“I love you,” I whisper into the air so quietly that I don’t think he hears it.
I just hope our love is truly strong enough to conquer all.
Sweaty and breathless, he thrusts in over and over, and I claw his skin, holding onto him, needing every second of closeness I can drag out. Our lips clash, unable to find a rhythm for a smooth kiss, and he pumps his hips harder, hitting that spot inside me that sends me spiraling and has me calling out his name.
When his hips still, he nuzzles the side of my face, shuddering as he finds his own release.
“I love everything about you,” he says softly, brushing his lips over my jaw.
Grinning, I hurry to the bathroom to clean up, and he slaps my ass on my way. I’m slowly calming down now that he seems okay.
As I exit the bathroom, the faint music of a familiar song and the distinct voice of a too familiar woman hits me like a ton of bricks.
Hush, little baby, don’t say a word. Momma’s gonna buy you a mocking bird.

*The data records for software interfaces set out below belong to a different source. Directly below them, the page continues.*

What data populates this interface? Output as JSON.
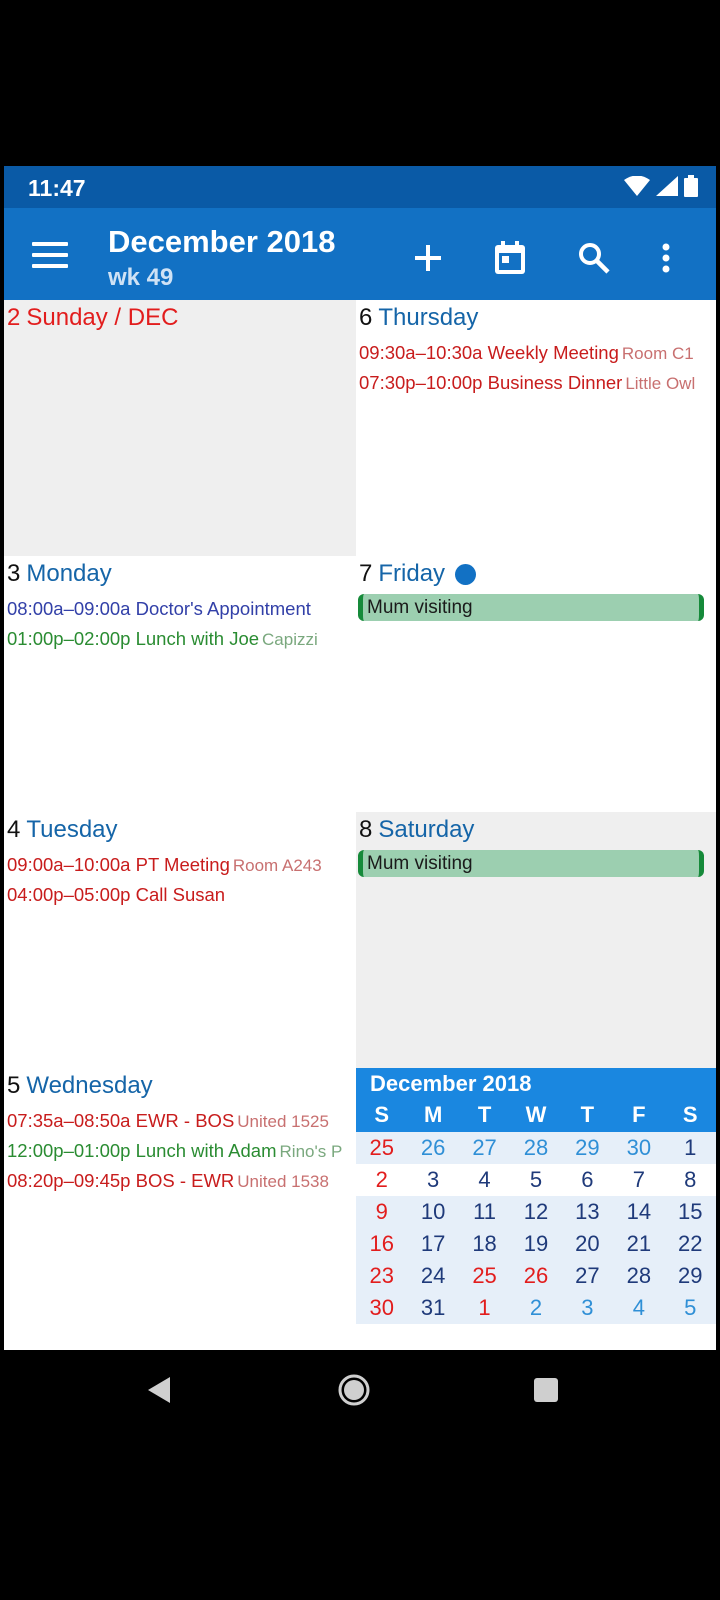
{
  "status": {
    "time": "11:47"
  },
  "appbar": {
    "title": "December 2018",
    "subtitle": "wk 49"
  },
  "days": {
    "sun": {
      "num": "2",
      "name": "Sunday / DEC"
    },
    "mon": {
      "num": "3",
      "name": "Monday",
      "events": [
        {
          "time": "08:00a–09:00a",
          "title": "Doctor's Appointment",
          "loc": ""
        },
        {
          "time": "01:00p–02:00p",
          "title": "Lunch with Joe",
          "loc": "Capizzi"
        }
      ]
    },
    "tue": {
      "num": "4",
      "name": "Tuesday",
      "events": [
        {
          "time": "09:00a–10:00a",
          "title": "PT Meeting",
          "loc": "Room A243"
        },
        {
          "time": "04:00p–05:00p",
          "title": "Call Susan",
          "loc": ""
        }
      ]
    },
    "wed": {
      "num": "5",
      "name": "Wednesday",
      "events": [
        {
          "time": "07:35a–08:50a",
          "title": "EWR - BOS",
          "loc": "United 1525"
        },
        {
          "time": "12:00p–01:00p",
          "title": "Lunch with Adam",
          "loc": "Rino's P"
        },
        {
          "time": "08:20p–09:45p",
          "title": "BOS - EWR",
          "loc": "United 1538"
        }
      ]
    },
    "thu": {
      "num": "6",
      "name": "Thursday",
      "events": [
        {
          "time": "09:30a–10:30a",
          "title": "Weekly Meeting",
          "loc": "Room C1"
        },
        {
          "time": "07:30p–10:00p",
          "title": "Business Dinner",
          "loc": "Little Owl"
        }
      ]
    },
    "fri": {
      "num": "7",
      "name": "Friday",
      "allday": "Mum visiting"
    },
    "sat": {
      "num": "8",
      "name": "Saturday",
      "allday": "Mum visiting"
    }
  },
  "minical": {
    "title": "December 2018",
    "dows": [
      "S",
      "M",
      "T",
      "W",
      "T",
      "F",
      "S"
    ],
    "weeks": [
      [
        "25",
        "26",
        "27",
        "28",
        "29",
        "30",
        "1"
      ],
      [
        "2",
        "3",
        "4",
        "5",
        "6",
        "7",
        "8"
      ],
      [
        "9",
        "10",
        "11",
        "12",
        "13",
        "14",
        "15"
      ],
      [
        "16",
        "17",
        "18",
        "19",
        "20",
        "21",
        "22"
      ],
      [
        "23",
        "24",
        "25",
        "26",
        "27",
        "28",
        "29"
      ],
      [
        "30",
        "31",
        "1",
        "2",
        "3",
        "4",
        "5"
      ]
    ],
    "colors": {
      "current": "#1f3a7a",
      "other": "#2f8fd6",
      "sunday": "#e21d1d",
      "holiday": "#e21d1d"
    }
  }
}
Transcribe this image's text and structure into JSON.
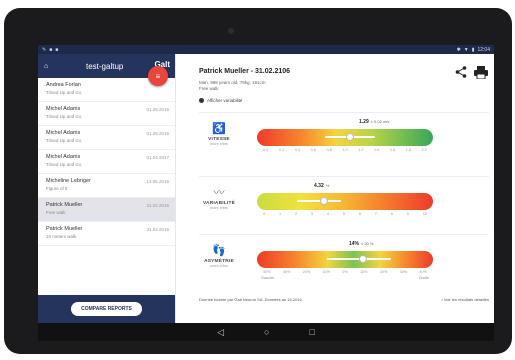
{
  "statusbar": {
    "time": "12:04"
  },
  "sidebar": {
    "title": "test-galtup",
    "right_label": "Galt",
    "items": [
      {
        "name": "Andrea Forlan",
        "sub": "Timed Up and Go",
        "date": ""
      },
      {
        "name": "Michel Adams",
        "sub": "Timed Up and Go",
        "date": "01.09.2016"
      },
      {
        "name": "Michel Adams",
        "sub": "Timed Up and Go",
        "date": "01.09.2016"
      },
      {
        "name": "Michel Adams",
        "sub": "Timed Up and Go",
        "date": "01.04.2017"
      },
      {
        "name": "Micheline Lebriger",
        "sub": "Figure of 8",
        "date": "13.05.2016"
      },
      {
        "name": "Patrick Mueller",
        "sub": "Free walk",
        "date": "31.02.2016"
      },
      {
        "name": "Patrick Mueller",
        "sub": "10 meters walk",
        "date": "31.02.2016"
      }
    ],
    "compare_label": "COMPARE REPORTS"
  },
  "main": {
    "patient_title": "Patrick Mueller - 31.02.2106",
    "patient_line1": "Man, 998 years old, 78kg, 181cm",
    "patient_line2": "Free walk",
    "changes_label": "Afficher variabilité",
    "metrics": [
      {
        "label": "VITESSE",
        "more": "more infos",
        "icon": "walker-icon",
        "glyph": "♿",
        "value": "1.29",
        "unit": "± 0.02 m/s",
        "fraction": 0.53,
        "ticks": [
          "0.0",
          "0.2",
          "0.4",
          "0.6",
          "0.8",
          "1.0",
          "1.2",
          "1.4",
          "1.6",
          "1.8",
          "2.0"
        ]
      },
      {
        "label": "VARIABILITÉ",
        "more": "more infos",
        "icon": "variability-icon",
        "glyph": "〰",
        "value": "4.32",
        "unit": "%",
        "fraction": 0.38,
        "ticks": [
          "0",
          "1",
          "2",
          "3",
          "4",
          "5",
          "6",
          "7",
          "8",
          "9",
          "10"
        ]
      },
      {
        "label": "ASYMÉTRIE",
        "more": "more infos",
        "icon": "footprints-icon",
        "glyph": "👣",
        "value": "14%",
        "unit": "± 20 %",
        "fraction": 0.6,
        "ticks": [
          "40%",
          "30%",
          "20%",
          "10%",
          "0%",
          "10%",
          "20%",
          "30%",
          "40%"
        ],
        "left_end": "Gauche",
        "right_end": "Droite"
      }
    ],
    "footer_left": "Donnée fournie par Gait Neuron SA. Données au 15.2016",
    "footer_right": "• Voir les résultats détaillés"
  },
  "colors": {
    "brand": "#25345c",
    "accent": "#e8453c"
  }
}
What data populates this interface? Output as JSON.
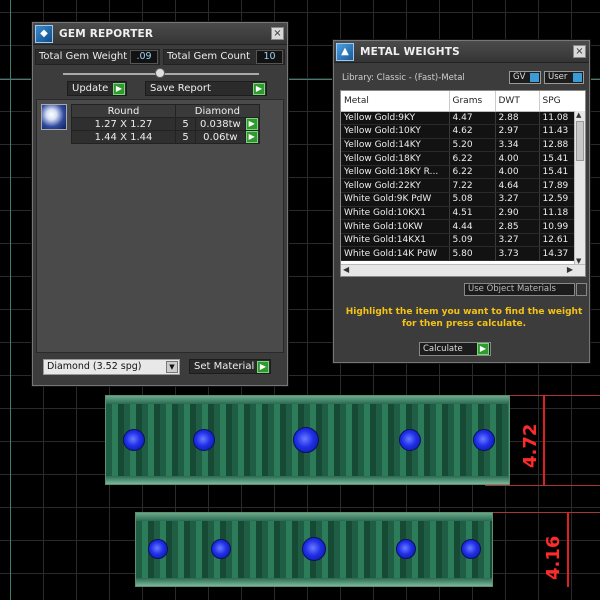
{
  "gem_reporter": {
    "title": "GEM REPORTER",
    "close": "×",
    "total_gem_weight_label": "Total Gem Weight",
    "total_gem_weight_value": ".09",
    "total_gem_count_label": "Total Gem Count",
    "total_gem_count_value": "10",
    "update_label": "Update",
    "save_report_label": "Save Report",
    "table_headers": [
      "Round",
      "Diamond"
    ],
    "rows": [
      {
        "size": "1.27 X 1.27",
        "count": "5",
        "weight": "0.038tw"
      },
      {
        "size": "1.44 X 1.44",
        "count": "5",
        "weight": "0.06tw"
      }
    ],
    "material_select": "Diamond     (3.52 spg)",
    "set_material_label": "Set Material"
  },
  "metal_weights": {
    "title": "METAL WEIGHTS",
    "close": "×",
    "library": "Library: Classic - (Fast)-Metal",
    "gv_label": "GV",
    "user_label": "User",
    "columns": [
      "Metal",
      "Grams",
      "DWT",
      "SPG"
    ],
    "rows": [
      [
        "Yellow Gold:9KY",
        "4.47",
        "2.88",
        "11.08"
      ],
      [
        "Yellow Gold:10KY",
        "4.62",
        "2.97",
        "11.43"
      ],
      [
        "Yellow Gold:14KY",
        "5.20",
        "3.34",
        "12.88"
      ],
      [
        "Yellow Gold:18KY",
        "6.22",
        "4.00",
        "15.41"
      ],
      [
        "Yellow Gold:18KY R...",
        "6.22",
        "4.00",
        "15.41"
      ],
      [
        "Yellow Gold:22KY",
        "7.22",
        "4.64",
        "17.89"
      ],
      [
        "White Gold:9K PdW",
        "5.08",
        "3.27",
        "12.59"
      ],
      [
        "White Gold:10KX1",
        "4.51",
        "2.90",
        "11.18"
      ],
      [
        "White Gold:10KW",
        "4.44",
        "2.85",
        "10.99"
      ],
      [
        "White Gold:14KX1",
        "5.09",
        "3.27",
        "12.61"
      ],
      [
        "White Gold:14K PdW",
        "5.80",
        "3.73",
        "14.37"
      ]
    ],
    "use_object_materials": "Use Object Materials",
    "hint": "Highlight the item you want to find the weight for then press calculate.",
    "calculate_label": "Calculate"
  },
  "viewport": {
    "dim_top": "4.72",
    "dim_bottom": "4.16"
  },
  "colors": {
    "gem_blue": "#1f2fe8",
    "band_green": "#2c7c5a",
    "dimension_red": "#e02020",
    "hint_yellow": "#f3c316"
  }
}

I turn the corner, looking in on the living room as Logan studies the TV, and tears fill my eyes as my heart plummets to my toes. My mother’s smiling face is on the screen. She’s happy, oblivious to the harsh future ahead.
I remember this night so clearly. She died before she could see how bad this town got.
And if that mocking bird don’t sing, Momma’s gonna buy you a diamond ring.
She pulls out a gaudy piece of costume jewelry that resembles a diamond ring, and hands it to the young girl at her side. The young girl with bright green eyes and a little tremor in her hand, because she’s on stage and scared. But the girl’s mother soothes her, cupping her chin, making the child focus only on her and not the audience.
And if that diamond ring don’t shine—
The video pauses, and my heart stutters in my chest as Logan swings his gaze to me.
“You okay?” he asks, studying me with a frown.
Clearing my throat, I nod. “Yeah,” I say hoarsely, hearing the strain in my tone. “Who’s that?”
I point to the frozen screen with my mother’s smiling face.
“Jasmine Evans. I’m trying to see anyone in the audience who might have been more enamored than anyone else, since the unsub is using this night to terrorize the town.”
He looks back at the screen, presses play, and I watch my mother sing to the young, innocent child I used to be. I’m smiling up at her on the screen now, no longer aware of all the eyes from the audience. She could do that—soothe me with just her eyes.
A tear trickles down my cheek when she bends, kissing my forehead in the old film. She was the best at this role. It was the same play every year, and my mother spent three of those years on that stage because people were entranced by her voice and emotion.